(Beginning of Material for the task)

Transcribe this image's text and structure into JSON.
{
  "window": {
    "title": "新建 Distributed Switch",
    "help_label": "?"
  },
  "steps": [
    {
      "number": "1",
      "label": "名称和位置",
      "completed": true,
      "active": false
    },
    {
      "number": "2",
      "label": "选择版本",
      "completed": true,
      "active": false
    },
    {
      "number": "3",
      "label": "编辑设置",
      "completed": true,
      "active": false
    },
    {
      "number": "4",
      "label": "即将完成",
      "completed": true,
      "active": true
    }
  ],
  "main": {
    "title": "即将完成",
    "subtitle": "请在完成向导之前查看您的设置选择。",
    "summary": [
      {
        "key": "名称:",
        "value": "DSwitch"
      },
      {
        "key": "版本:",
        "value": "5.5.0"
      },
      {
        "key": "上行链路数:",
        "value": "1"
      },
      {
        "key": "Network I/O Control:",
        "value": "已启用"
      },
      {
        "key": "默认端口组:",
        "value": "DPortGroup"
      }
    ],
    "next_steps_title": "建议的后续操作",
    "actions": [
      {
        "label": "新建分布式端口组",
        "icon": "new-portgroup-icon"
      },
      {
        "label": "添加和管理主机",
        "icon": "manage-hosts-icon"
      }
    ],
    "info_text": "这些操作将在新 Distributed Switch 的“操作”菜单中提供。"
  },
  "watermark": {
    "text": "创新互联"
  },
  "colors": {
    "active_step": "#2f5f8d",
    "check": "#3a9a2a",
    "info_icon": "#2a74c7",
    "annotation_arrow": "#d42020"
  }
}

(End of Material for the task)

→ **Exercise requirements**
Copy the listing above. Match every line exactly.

→ **Problem solution**
Transcribe this image's text and structure into JSON.
{
  "window": {
    "title": "新建 Distributed Switch",
    "help_label": "?"
  },
  "steps": [
    {
      "number": "1",
      "label": "名称和位置",
      "completed": true,
      "active": false
    },
    {
      "number": "2",
      "label": "选择版本",
      "completed": true,
      "active": false
    },
    {
      "number": "3",
      "label": "编辑设置",
      "completed": true,
      "active": false
    },
    {
      "number": "4",
      "label": "即将完成",
      "completed": true,
      "active": true
    }
  ],
  "main": {
    "title": "即将完成",
    "subtitle": "请在完成向导之前查看您的设置选择。",
    "summary": [
      {
        "key": "名称:",
        "value": "DSwitch"
      },
      {
        "key": "版本:",
        "value": "5.5.0"
      },
      {
        "key": "上行链路数:",
        "value": "1"
      },
      {
        "key": "Network I/O Control:",
        "value": "已启用"
      },
      {
        "key": "默认端口组:",
        "value": "DPortGroup"
      }
    ],
    "next_steps_title": "建议的后续操作",
    "actions": [
      {
        "label": "新建分布式端口组",
        "icon": "new-portgroup-icon"
      },
      {
        "label": "添加和管理主机",
        "icon": "manage-hosts-icon"
      }
    ],
    "info_text": "这些操作将在新 Distributed Switch 的“操作”菜单中提供。"
  },
  "watermark": {
    "text": "创新互联"
  },
  "colors": {
    "active_step": "#2f5f8d",
    "check": "#3a9a2a",
    "info_icon": "#2a74c7",
    "annotation_arrow": "#d42020"
  }
}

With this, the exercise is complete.